But we always had complete self-belief. Never doubted, for one moment. Never thought that we would fail. Because we just had something going with the customers, in a way that I knew didn’t exist in other shops.
And I knew that we provided a connection with the American literary market that no other shop was interested in doing or could be bothered to do at that stage. So, for example, when Picador launched its paperback range, I think, in 1992, we were the store that was asked to do the launch. It was a massive launch, a really exciting time. It the first time that Michael Ondaatje, Cormac McCarthy, Edmund White, all those people had been in paperback versions out from another imprint, in this wonderful Picador range. Those were the sort of things that gave us that edge of difference.

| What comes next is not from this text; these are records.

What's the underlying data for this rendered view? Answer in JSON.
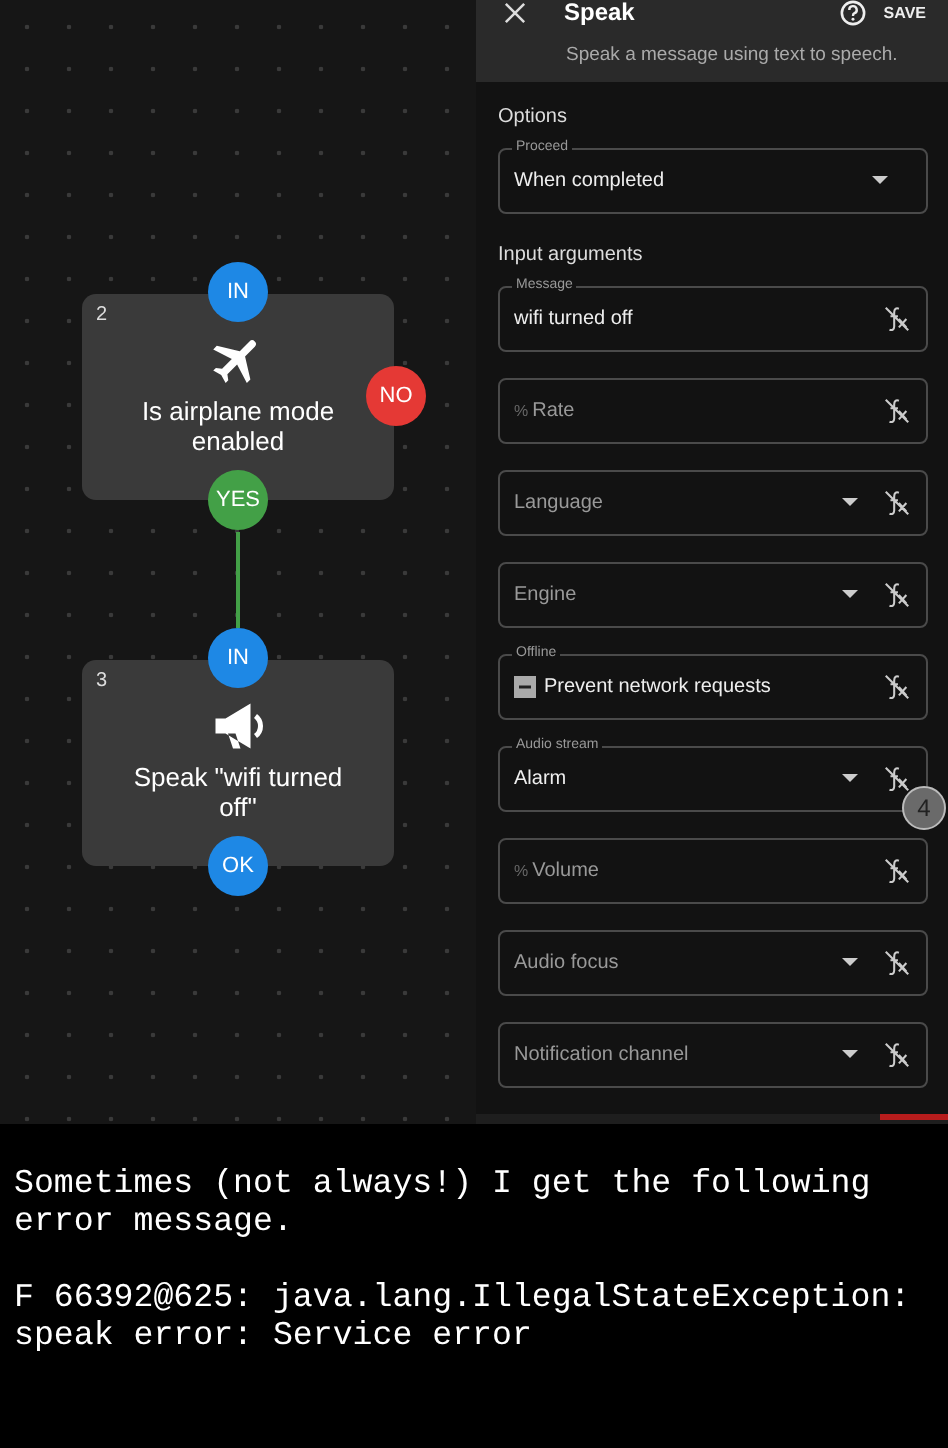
{
  "canvas": {
    "nodes": [
      {
        "number": "2",
        "kind": "condition",
        "title": "Is airplane mode enabled",
        "ports": [
          {
            "label": "IN",
            "kind": "input"
          },
          {
            "label": "NO",
            "kind": "no"
          },
          {
            "label": "YES",
            "kind": "yes",
            "connected": true
          }
        ]
      },
      {
        "number": "3",
        "kind": "speak",
        "title": "Speak \"wifi turned off\"",
        "ports": [
          {
            "label": "IN",
            "kind": "input"
          },
          {
            "label": "OK",
            "kind": "output"
          }
        ]
      }
    ]
  },
  "panel": {
    "title": "Speak",
    "subtitle": "Speak a message using text to speech.",
    "action": "SAVE",
    "sections": [
      {
        "heading": "Options",
        "fields": [
          {
            "kind": "select",
            "label": "Proceed",
            "value": "When completed",
            "formula": false
          }
        ]
      },
      {
        "heading": "Input arguments",
        "fields": [
          {
            "kind": "text",
            "label": "Message",
            "value": "wifi turned off",
            "formula": true
          },
          {
            "kind": "text",
            "prefix": "%",
            "placeholder": "Rate",
            "formula": true
          },
          {
            "kind": "select",
            "placeholder": "Language",
            "formula": true
          },
          {
            "kind": "select",
            "placeholder": "Engine",
            "formula": true
          },
          {
            "kind": "checkbox",
            "label": "Offline",
            "text": "Prevent network requests",
            "indeterminate": true,
            "formula": true
          },
          {
            "kind": "select",
            "label": "Audio stream",
            "value": "Alarm",
            "formula": true,
            "badge": "4"
          },
          {
            "kind": "text",
            "prefix": "%",
            "placeholder": "Volume",
            "formula": true
          },
          {
            "kind": "select",
            "placeholder": "Audio focus",
            "formula": true
          },
          {
            "kind": "select",
            "placeholder": "Notification channel",
            "formula": true
          }
        ]
      }
    ]
  },
  "post": {
    "paragraphs": [
      "Sometimes (not always!) I get the following error message.",
      "F 66392@625: java.lang.IllegalStateException: speak error: Service error"
    ]
  }
}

But I’ve always been so in love with Unity, having started shopping there myself when I was 14 or 15, having travelled through the city and discovered this alternative bookshop, with all these amazing things that no one else had. So all I wanted to do when I got to university was get a part-time job at Unity Books. And I’ve never gone away.
What will you be doing to celebrate?
Right now, I’m going in to see To Kill a Mockingbird. When I left I said to the staff: we’re going to win. We’re going to win so make sure you get lots of staff organised for Thursday night with lots of bubbles. So I can only guess what kind of hectic behaviour that young crowd will get up to while I’m gone.
I’ve just seen a photo. They’re already drinking champagne in the window of the bookshop.
Excellent. Nigel would be proud.
Last thing, given it’s a time of Covid-19. If someone’s self-isolating, what’s your recommendation, as owner of the best bookshop in the world, of the book they should take with them?
If they’re not afraid of a big fat novel, I would definitely say The Mirror and the Light, by Hilary Mantel, the third part in the Thomas Cromwell trilogy. It’s even more extraordinary than the other two. Just absolutely unbelievable.
And if they’re not into fiction, there’s a new Erik Larson. He wrote The Devil in the White City, which is a fantastic non-fiction read about a serial killer at the time of the Chicago Fair. But he’s got a brand new book, The Splendid and the Vile, about Churchill. He’s a brilliant author – that will be an amazing read.
But also! If you self-isolate, give us a call and we will courier out to you. We don’t intend to stop selling. We’ll get you your books, come hell or high water.
The Spinoff Weekly compiles the best stories of the week – an essential guide to modern life in New Zealand, emailed out on Monday evenings.